#### [Task input]
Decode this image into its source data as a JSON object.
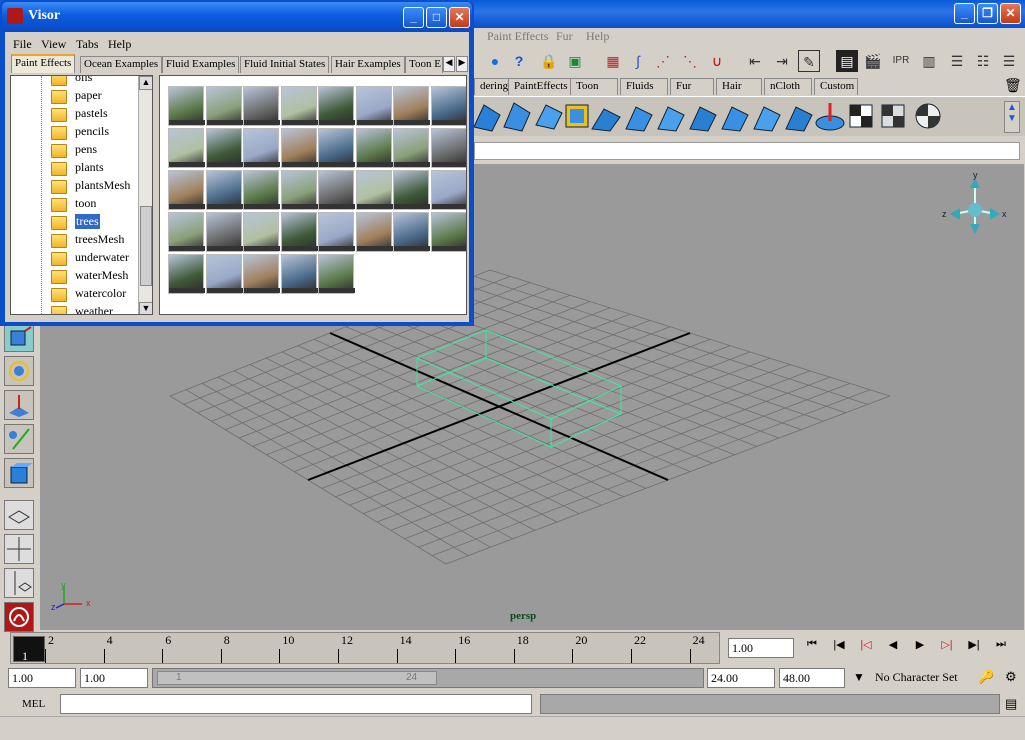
{
  "maya": {
    "menus": [
      "Paint Effects",
      "Fur",
      "Help"
    ],
    "shelf_tabs": [
      "dering",
      "PaintEffects",
      "Toon",
      "Fluids",
      "Fur",
      "Hair",
      "nCloth",
      "Custom"
    ]
  },
  "viewport": {
    "camera_label": "persp",
    "axis_x": "x",
    "axis_y": "y",
    "axis_z": "z"
  },
  "timeline": {
    "ticks": [
      "2",
      "4",
      "6",
      "8",
      "10",
      "12",
      "14",
      "16",
      "18",
      "20",
      "22",
      "24"
    ],
    "current_frame": "1",
    "current_field": "1.00"
  },
  "range": {
    "start": "1.00",
    "playback_start": "1.00",
    "slider_start": "1",
    "slider_end": "24",
    "playback_end": "24.00",
    "end": "48.00",
    "character_set": "No Character Set"
  },
  "cmdline": {
    "label": "MEL"
  },
  "visor": {
    "title": "Visor",
    "menus": [
      "File",
      "View",
      "Tabs",
      "Help"
    ],
    "tabs": [
      "Paint Effects",
      "Ocean Examples",
      "Fluid Examples",
      "Fluid Initial States",
      "Hair Examples",
      "Toon E"
    ],
    "folders": [
      "oils",
      "paper",
      "pastels",
      "pencils",
      "pens",
      "plants",
      "plantsMesh",
      "toon",
      "trees",
      "treesMesh",
      "underwater",
      "waterMesh",
      "watercolor",
      "weather"
    ],
    "selected_folder": "trees"
  },
  "colors": {
    "title_blue": "#0a5bd8",
    "viewport_bg": "#9a9a9a",
    "wire_green": "#3fe8a0",
    "selection_blue": "#316ac5"
  }
}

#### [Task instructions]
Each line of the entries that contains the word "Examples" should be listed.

#### [Answer to the exercise]
      "Ocean Examples",
      "Fluid Examples",
      "Hair Examples",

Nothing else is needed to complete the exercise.